• Enjoyment – If you are to be really successful at any endeavor, it is a necessity that you truly enjoy whatever it is you are doing. If you don’t, look for ways to modify the task or look at it differently in order to really look forward to doing it the next time.
• Autonomy – You must have the independence in what you are doing and be firmly in control of the outcome. This is not to say that you should not take the direction of others, as in almost all cases, you should call on the expertise of someone more experienced than yourself. Rather, it means that you must understand why you are doing what you are doing and it is of your own volition that you are doing it in belief it will have a positive result.

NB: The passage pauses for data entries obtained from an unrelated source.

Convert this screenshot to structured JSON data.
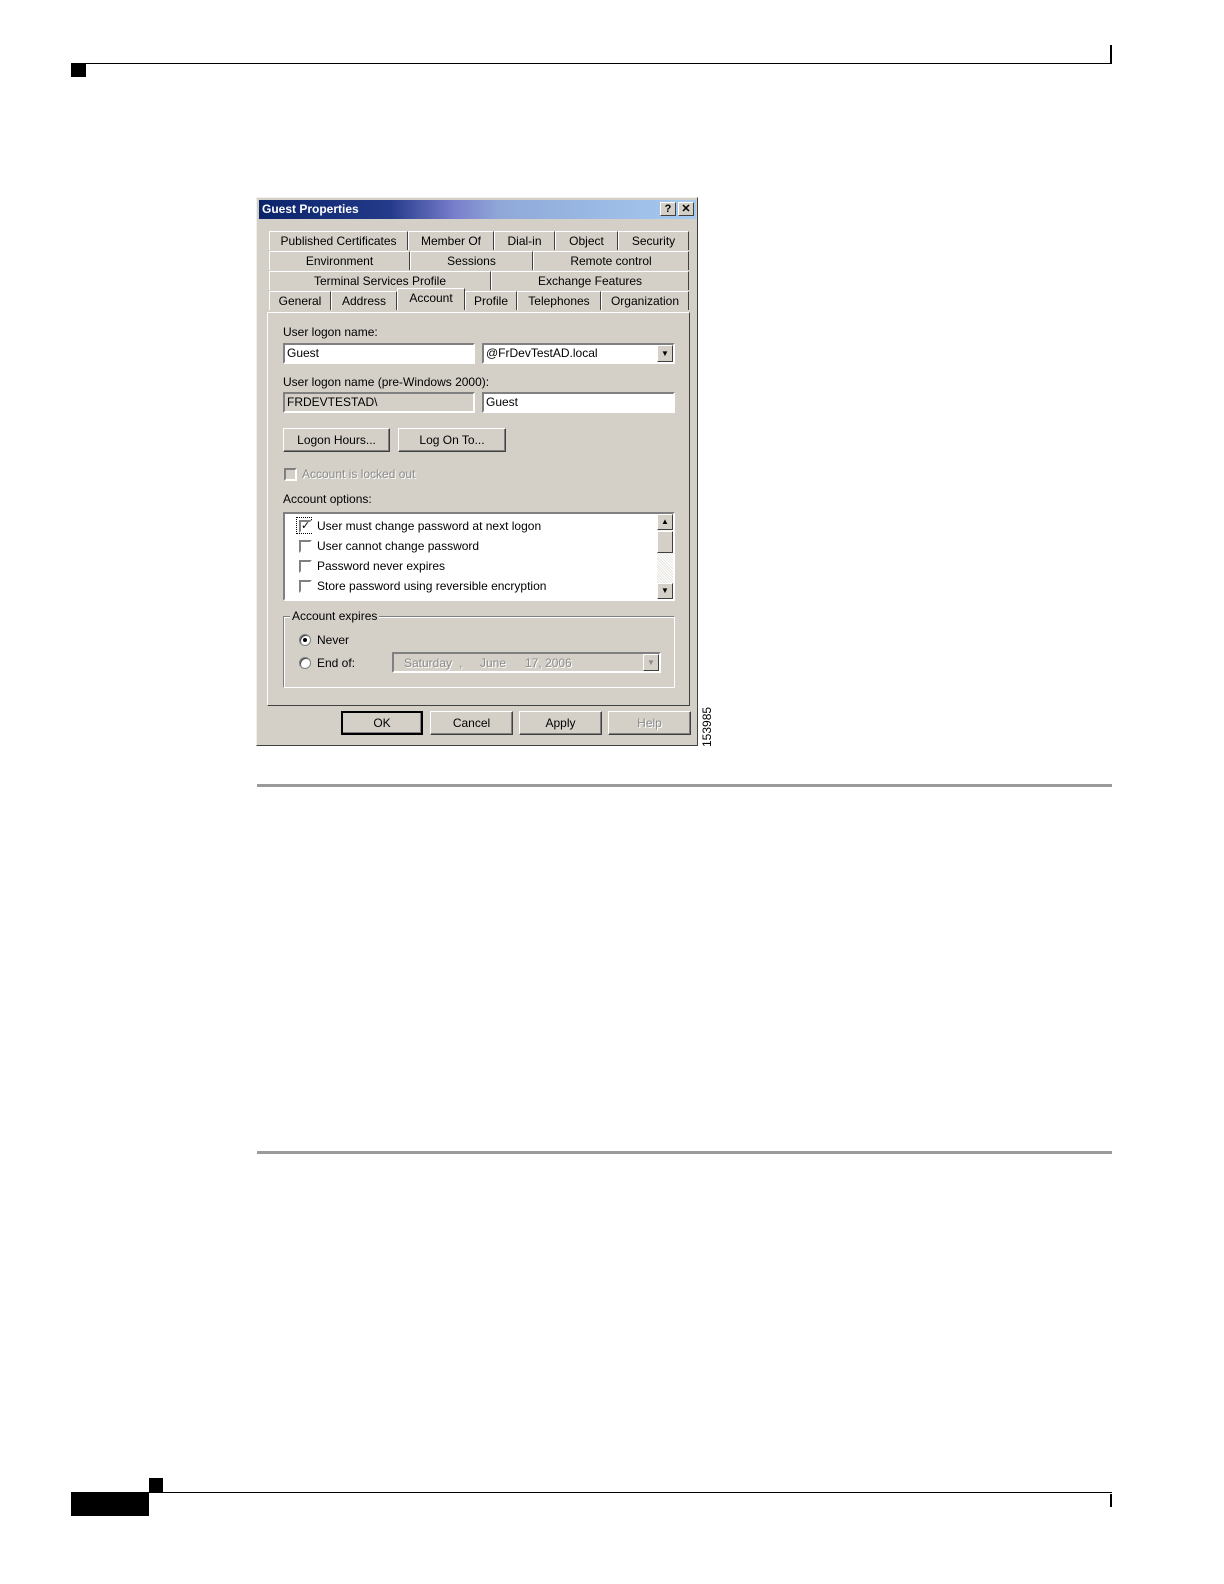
{
  "figure_number": "153985",
  "dialog": {
    "title": "Guest Properties",
    "help_button": "?",
    "close_button": "✕",
    "tabs_row1": [
      "Published Certificates",
      "Member Of",
      "Dial-in",
      "Object",
      "Security"
    ],
    "tabs_row2": [
      "Environment",
      "Sessions",
      "Remote control"
    ],
    "tabs_row3": [
      "Terminal Services Profile",
      "Exchange Features"
    ],
    "tabs_row4": [
      "General",
      "Address",
      "Account",
      "Profile",
      "Telephones",
      "Organization"
    ],
    "active_tab": "Account",
    "account": {
      "logon_name_label": "User logon name:",
      "logon_name_value": "Guest",
      "domain_value": "@FrDevTestAD.local",
      "prewin_label": "User logon name (pre-Windows 2000):",
      "prewin_domain_value": "FRDEVTESTAD\\",
      "prewin_name_value": "Guest",
      "logon_hours_button": "Logon Hours...",
      "log_on_to_button": "Log On To...",
      "locked_out_label": "Account is locked out",
      "options_label": "Account options:",
      "options": [
        {
          "label": "User must change password at next logon",
          "checked": true
        },
        {
          "label": "User cannot change password",
          "checked": false
        },
        {
          "label": "Password never expires",
          "checked": false
        },
        {
          "label": "Store password using reversible encryption",
          "checked": false
        }
      ],
      "expires_label": "Account expires",
      "never_label": "Never",
      "end_of_label": "End of:",
      "end_of_date": {
        "weekday": "Saturday",
        "sep": ",",
        "month": "June",
        "day_year": "17, 2006"
      },
      "selected_expiry": "Never"
    },
    "buttons": {
      "ok": "OK",
      "cancel": "Cancel",
      "apply": "Apply",
      "help": "Help"
    }
  }
}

• Belief – The understanding or confidence that you have the tools and ability to do what you are trying to do is a necessity. This can be aided by not looking too far into the future and focusing only on the task at hand. It’s much easier to believe that you can get through this one workout or this one day than it is to belief that you can lose 100lbs over the next year or increase your bench press by 200 pounds.
• Interest in the task, not the outcome – A recent psychological clinical study showed that students who are interested in a topic at school will excel exponentially more than those who are simply interested in getting good grades. The same is true elsewhere. Focus attention on what you are doing, not on how what you are doing could benefit you later.
The alternative to the above is motivation from outside sources. This may be fear (of punishment or ridicule), trying to best a competitor, win a trophy or money, or gain the admiration of others. While these can often be good drivers for the short term, they are not sustainable and will ultimately lead to a sharp decrease in motivation once these are attained (or realization that they won’t be). Further, any external motivation can have a negative impact on your inner motivation through what is called the over justification effect. The over justification effect occurs when an expected external incentive such as money or a trophy decreases a person's intrinsic motivation to do the same activity. The overall effect of offering a reward for a previously unrewarded activity is a shift to extrinsic motivation and can severely decrease any pre-existing intrinsic motivation. An example of this is when a friendly competition or game with friends is escalated by a financial wager. When money comes into play, the enjoyment of focus on the fun of the game itself is gone, and the focus is on winning the money.
The biggest hurdle to both intrinsic and extrinsic motivation is learned helplessness. Learned helplessness is when we teach ourselves to behave in a way that we are helpless over a situation, even when opportunity exists to gain positive rewards. For example, this condition is present in a great deal of obese people. They feel they have tried dieting, have tried exercising and they simply were “meant to be fat”. Whereas the reality is, no one is doomed to be obese. They were not successful at their previous attempts for a variety of reasons, most often a lack of understanding about how to lose weight combined with a lack of determination to lose the weight. However, these past ill-fated attempts further sapped their motivation and “taught” them that it is not possible. This is no different than someone trying everything possible to get a broken lawnmower to work and ultimately giving up, thinking it cannot be done. Only for someone else to come along and realize that there was no gas in it, fill the tank up and it starts right away.
The ability to do anything is a result of the motivation to do it. Something must drive you to do something, something as simple as getting up off the couch. It is what motivates and how you are motivated that will make the difference between being ordinary and being great.